• [WHAT YOU SHOULD DO]: Copy every line of the data in which the word "text" occurs.

====== EXTRACTED RECORDS

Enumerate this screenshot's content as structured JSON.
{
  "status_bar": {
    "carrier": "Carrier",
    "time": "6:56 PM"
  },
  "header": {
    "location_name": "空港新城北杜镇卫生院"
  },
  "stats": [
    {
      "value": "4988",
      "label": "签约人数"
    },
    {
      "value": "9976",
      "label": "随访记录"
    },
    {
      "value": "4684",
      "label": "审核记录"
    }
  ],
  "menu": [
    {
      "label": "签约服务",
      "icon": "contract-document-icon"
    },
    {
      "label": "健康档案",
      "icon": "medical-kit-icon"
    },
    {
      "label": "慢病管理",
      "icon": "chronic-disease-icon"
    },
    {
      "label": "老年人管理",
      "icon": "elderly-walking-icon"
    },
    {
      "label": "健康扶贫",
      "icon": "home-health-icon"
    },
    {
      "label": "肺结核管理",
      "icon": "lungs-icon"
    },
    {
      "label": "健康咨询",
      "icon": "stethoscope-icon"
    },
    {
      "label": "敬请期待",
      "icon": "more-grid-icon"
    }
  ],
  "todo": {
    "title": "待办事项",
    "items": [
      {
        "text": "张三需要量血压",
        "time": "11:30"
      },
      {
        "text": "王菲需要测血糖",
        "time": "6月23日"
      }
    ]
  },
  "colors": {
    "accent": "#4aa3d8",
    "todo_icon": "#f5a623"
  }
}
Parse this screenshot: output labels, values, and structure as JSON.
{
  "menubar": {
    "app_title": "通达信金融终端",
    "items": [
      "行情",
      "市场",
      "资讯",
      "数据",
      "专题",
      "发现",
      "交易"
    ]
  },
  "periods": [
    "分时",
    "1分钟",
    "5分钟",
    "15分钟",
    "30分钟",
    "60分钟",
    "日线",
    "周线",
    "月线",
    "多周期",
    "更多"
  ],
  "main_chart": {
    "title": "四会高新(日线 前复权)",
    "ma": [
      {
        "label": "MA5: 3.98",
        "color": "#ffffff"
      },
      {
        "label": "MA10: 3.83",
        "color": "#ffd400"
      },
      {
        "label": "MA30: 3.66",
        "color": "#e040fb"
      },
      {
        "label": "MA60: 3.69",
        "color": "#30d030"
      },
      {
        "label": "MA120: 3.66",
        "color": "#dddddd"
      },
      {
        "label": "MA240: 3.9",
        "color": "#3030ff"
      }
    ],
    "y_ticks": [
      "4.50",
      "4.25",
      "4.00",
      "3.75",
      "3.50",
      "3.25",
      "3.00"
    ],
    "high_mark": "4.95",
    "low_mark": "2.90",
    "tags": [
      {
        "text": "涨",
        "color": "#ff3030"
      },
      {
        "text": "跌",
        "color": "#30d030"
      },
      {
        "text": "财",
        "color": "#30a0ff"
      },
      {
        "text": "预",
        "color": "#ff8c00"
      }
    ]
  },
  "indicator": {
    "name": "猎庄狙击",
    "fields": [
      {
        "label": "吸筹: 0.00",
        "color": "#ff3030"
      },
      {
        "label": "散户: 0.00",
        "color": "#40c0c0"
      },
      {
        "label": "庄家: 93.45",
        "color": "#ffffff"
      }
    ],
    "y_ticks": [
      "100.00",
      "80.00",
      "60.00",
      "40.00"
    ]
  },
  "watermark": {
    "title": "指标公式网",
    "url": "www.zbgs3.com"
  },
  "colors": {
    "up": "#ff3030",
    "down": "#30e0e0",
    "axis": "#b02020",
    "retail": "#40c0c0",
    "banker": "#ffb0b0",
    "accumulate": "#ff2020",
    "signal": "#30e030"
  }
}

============

• [SOLUTION TO THIS TASK]:
        "text": "张三需要量血压",
        "text": "王菲需要测血糖",
        "text": "涨",
        "text": "跌",
        "text": "财",
        "text": "预",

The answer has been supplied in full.